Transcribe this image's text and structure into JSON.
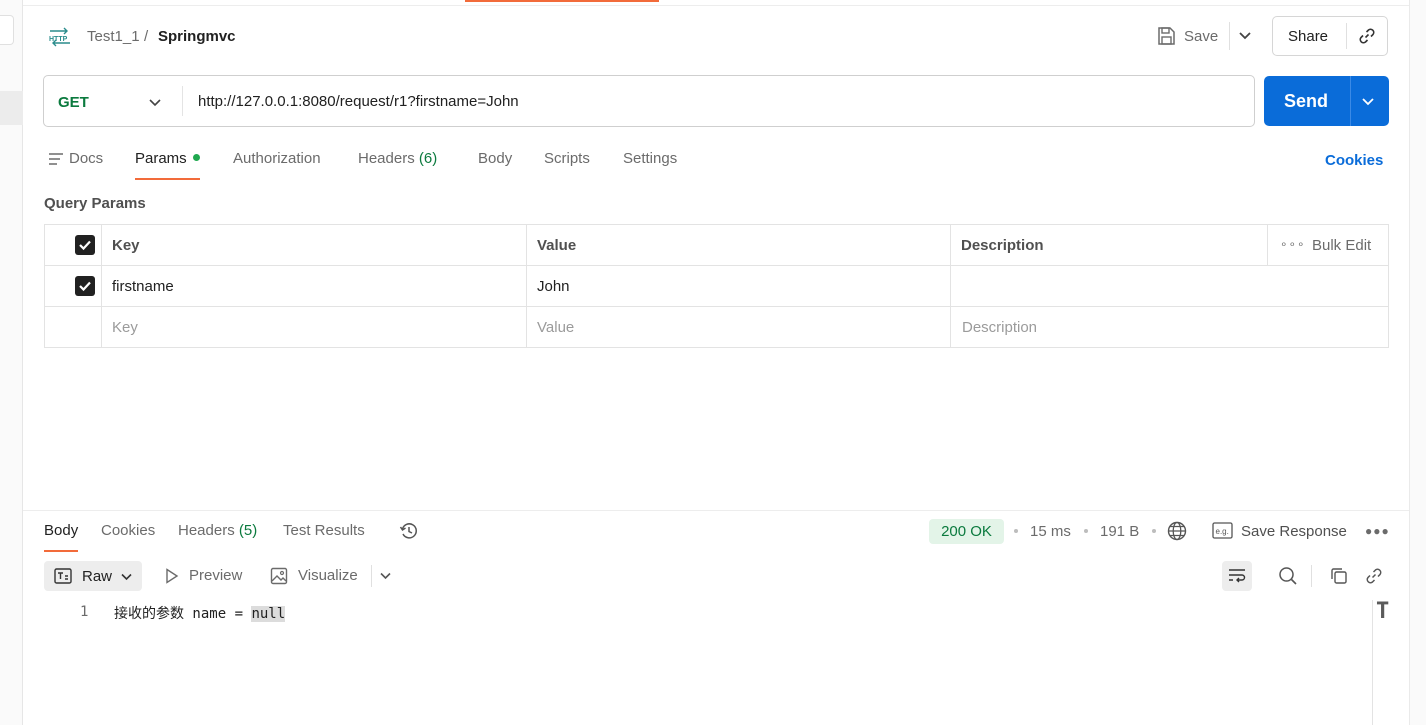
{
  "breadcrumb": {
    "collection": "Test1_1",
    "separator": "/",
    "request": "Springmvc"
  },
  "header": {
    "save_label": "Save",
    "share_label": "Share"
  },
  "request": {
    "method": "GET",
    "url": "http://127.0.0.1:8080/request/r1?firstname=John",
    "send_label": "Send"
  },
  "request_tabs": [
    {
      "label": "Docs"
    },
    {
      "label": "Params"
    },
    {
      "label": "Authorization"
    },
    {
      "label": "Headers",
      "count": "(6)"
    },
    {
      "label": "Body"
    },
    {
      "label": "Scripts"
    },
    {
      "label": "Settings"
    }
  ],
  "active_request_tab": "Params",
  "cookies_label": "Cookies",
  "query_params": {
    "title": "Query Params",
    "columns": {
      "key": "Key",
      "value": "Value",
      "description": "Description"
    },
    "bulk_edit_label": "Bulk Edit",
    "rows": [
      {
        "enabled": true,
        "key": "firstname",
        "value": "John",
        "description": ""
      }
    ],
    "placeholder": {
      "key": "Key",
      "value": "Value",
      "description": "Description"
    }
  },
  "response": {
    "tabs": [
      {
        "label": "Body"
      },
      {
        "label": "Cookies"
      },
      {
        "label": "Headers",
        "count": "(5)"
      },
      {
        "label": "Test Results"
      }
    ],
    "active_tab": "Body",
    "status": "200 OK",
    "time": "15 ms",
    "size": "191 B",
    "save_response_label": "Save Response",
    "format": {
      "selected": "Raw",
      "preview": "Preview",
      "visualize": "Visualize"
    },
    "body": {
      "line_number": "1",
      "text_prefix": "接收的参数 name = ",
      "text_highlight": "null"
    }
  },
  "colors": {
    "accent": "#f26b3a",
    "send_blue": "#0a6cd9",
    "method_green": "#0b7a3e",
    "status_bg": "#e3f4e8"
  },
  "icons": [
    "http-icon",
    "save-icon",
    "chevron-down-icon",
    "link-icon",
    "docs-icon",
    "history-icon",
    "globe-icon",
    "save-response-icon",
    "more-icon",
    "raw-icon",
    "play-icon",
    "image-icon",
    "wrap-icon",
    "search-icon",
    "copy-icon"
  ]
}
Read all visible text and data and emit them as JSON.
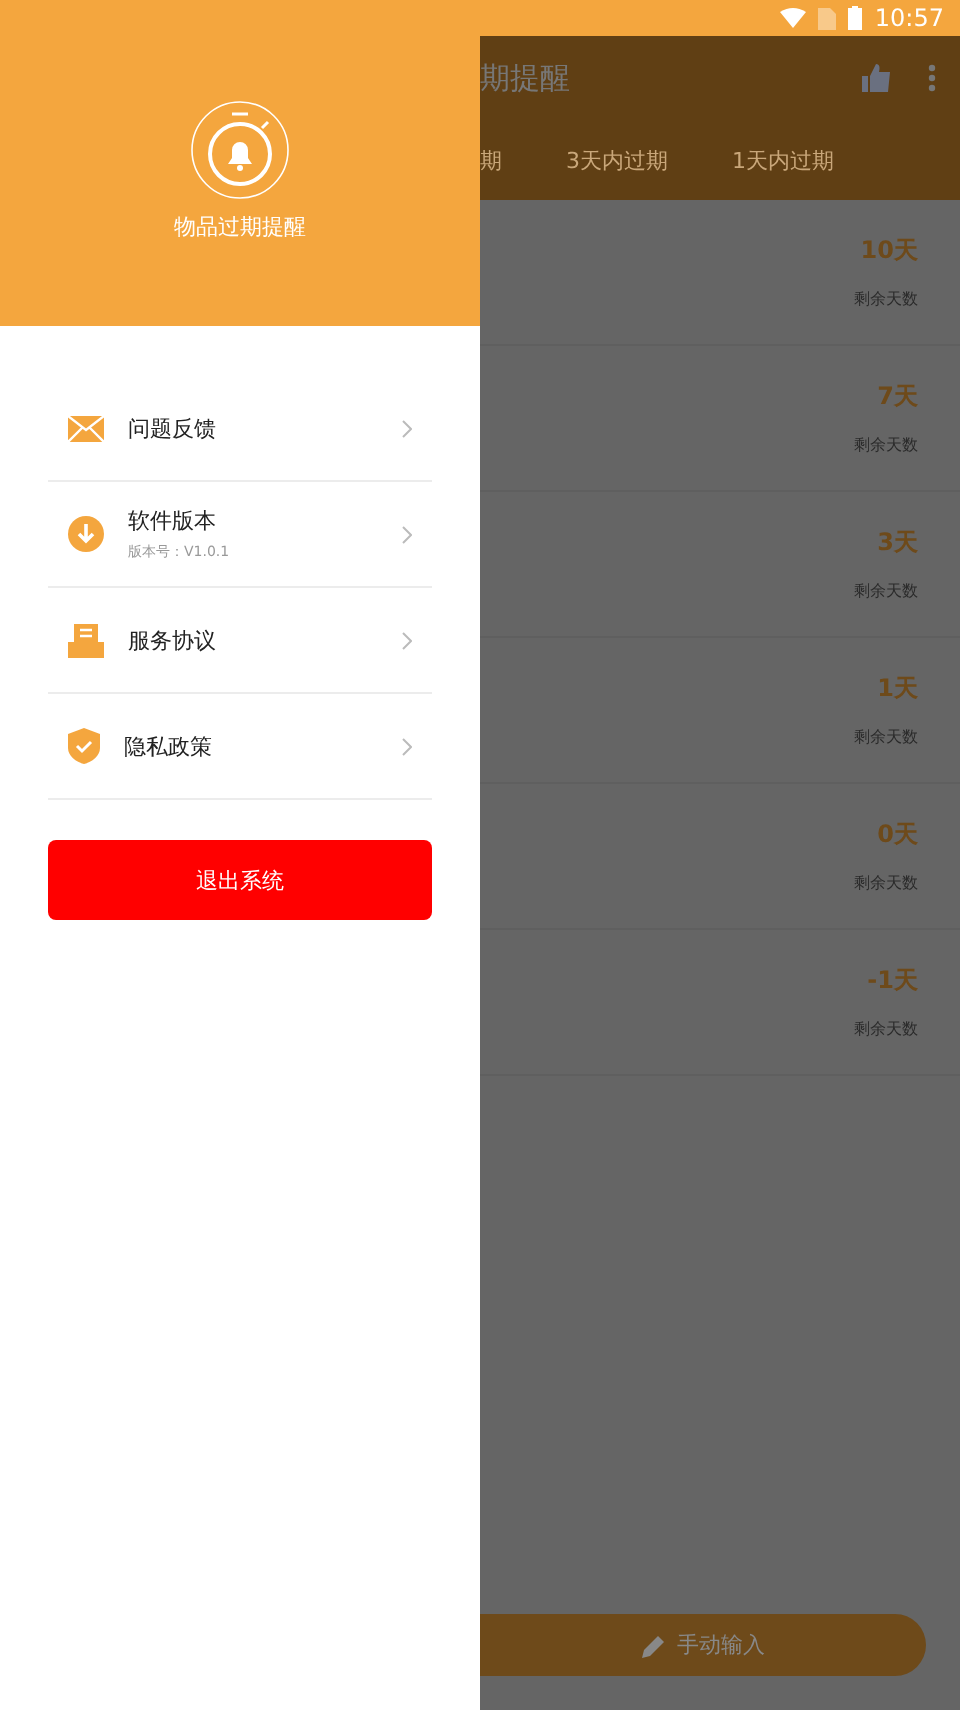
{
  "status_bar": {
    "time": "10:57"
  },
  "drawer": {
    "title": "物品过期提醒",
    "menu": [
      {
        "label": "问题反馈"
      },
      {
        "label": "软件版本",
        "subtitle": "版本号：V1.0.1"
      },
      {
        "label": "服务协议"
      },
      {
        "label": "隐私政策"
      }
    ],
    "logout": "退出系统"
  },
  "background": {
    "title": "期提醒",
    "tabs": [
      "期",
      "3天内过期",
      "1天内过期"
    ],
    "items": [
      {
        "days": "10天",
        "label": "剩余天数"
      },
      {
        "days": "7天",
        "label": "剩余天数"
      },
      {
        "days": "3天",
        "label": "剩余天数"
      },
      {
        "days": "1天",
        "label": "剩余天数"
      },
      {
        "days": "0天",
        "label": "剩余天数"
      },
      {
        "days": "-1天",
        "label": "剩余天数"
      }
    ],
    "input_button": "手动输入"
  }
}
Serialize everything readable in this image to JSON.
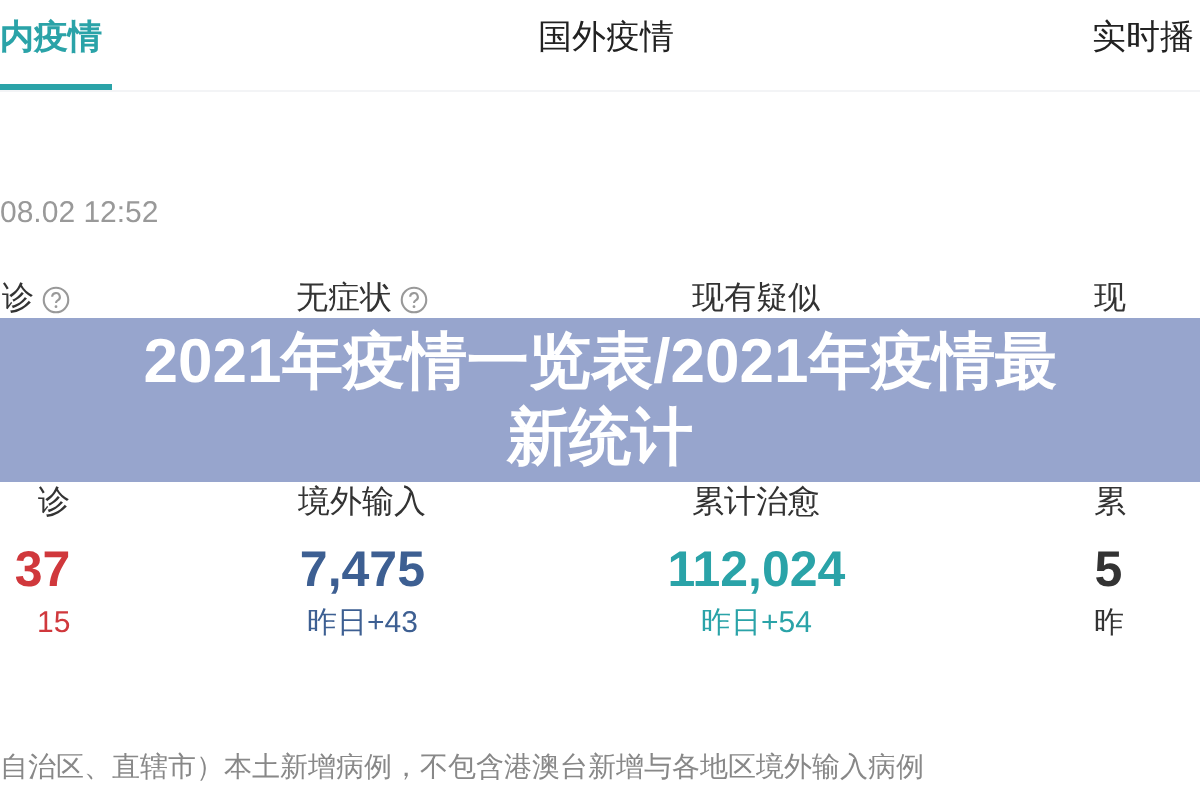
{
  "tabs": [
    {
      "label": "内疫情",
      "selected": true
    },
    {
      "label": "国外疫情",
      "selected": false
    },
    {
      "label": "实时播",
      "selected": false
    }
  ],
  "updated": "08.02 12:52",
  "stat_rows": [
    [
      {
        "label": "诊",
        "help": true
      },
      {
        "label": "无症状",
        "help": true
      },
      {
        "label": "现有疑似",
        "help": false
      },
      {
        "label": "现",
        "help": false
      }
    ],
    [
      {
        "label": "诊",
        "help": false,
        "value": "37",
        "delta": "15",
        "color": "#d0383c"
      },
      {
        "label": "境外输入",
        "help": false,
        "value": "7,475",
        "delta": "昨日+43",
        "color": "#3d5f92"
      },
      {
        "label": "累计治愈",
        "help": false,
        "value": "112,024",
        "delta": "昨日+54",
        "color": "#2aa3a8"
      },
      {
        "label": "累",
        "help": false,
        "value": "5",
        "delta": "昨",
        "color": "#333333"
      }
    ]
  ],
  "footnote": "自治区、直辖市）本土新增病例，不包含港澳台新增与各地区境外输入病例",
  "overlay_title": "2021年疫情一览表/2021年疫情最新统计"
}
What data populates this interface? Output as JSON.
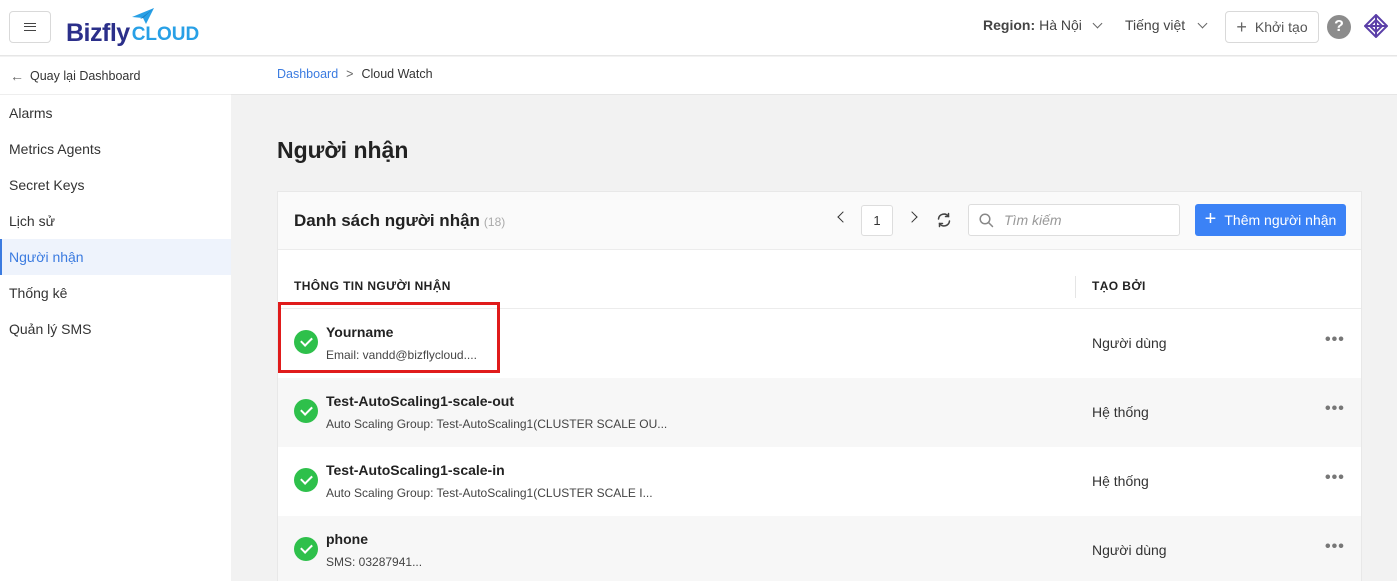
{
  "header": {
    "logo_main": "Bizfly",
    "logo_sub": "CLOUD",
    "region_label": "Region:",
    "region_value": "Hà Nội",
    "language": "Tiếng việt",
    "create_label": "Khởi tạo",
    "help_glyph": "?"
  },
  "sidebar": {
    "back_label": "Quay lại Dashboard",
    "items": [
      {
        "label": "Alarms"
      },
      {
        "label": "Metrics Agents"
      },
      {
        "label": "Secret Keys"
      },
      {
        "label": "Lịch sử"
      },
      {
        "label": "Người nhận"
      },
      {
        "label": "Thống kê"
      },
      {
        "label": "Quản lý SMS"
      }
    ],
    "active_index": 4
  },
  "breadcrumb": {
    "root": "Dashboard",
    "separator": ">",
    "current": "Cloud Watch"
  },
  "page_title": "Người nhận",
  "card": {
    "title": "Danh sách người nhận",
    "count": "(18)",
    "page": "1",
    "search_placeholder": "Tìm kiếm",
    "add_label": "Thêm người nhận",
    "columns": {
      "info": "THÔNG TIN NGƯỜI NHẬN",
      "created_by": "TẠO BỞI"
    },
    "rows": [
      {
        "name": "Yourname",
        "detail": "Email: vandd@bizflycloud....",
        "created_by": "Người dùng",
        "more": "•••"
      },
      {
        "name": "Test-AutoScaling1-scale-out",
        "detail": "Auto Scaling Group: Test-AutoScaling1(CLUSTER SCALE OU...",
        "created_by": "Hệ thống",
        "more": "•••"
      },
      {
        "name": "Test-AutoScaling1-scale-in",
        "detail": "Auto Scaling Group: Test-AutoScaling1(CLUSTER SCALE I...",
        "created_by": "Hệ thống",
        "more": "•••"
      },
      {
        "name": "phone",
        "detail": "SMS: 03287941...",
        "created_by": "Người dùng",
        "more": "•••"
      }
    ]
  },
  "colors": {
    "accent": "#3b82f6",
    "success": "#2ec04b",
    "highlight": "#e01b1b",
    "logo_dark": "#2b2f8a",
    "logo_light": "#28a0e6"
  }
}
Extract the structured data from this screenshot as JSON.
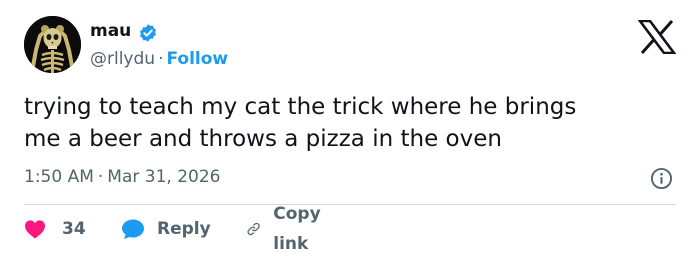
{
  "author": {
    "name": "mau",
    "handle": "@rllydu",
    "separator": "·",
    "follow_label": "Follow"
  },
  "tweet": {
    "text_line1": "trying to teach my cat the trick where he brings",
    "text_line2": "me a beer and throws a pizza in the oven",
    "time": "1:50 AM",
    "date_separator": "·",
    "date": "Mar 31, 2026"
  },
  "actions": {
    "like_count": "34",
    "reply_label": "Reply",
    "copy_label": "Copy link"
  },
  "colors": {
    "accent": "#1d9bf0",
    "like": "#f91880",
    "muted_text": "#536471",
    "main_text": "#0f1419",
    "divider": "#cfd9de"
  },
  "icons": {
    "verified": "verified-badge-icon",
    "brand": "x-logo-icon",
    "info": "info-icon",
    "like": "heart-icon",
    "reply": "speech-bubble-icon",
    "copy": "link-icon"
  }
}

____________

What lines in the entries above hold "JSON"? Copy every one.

SOLUTION:
Transcribe this image's text and structure into JSON.
Read all visible text and data and emit them as JSON.
Serialize everything readable in this image to JSON.
What data populates this interface? Output as JSON.
Extract the structured data from this screenshot as JSON.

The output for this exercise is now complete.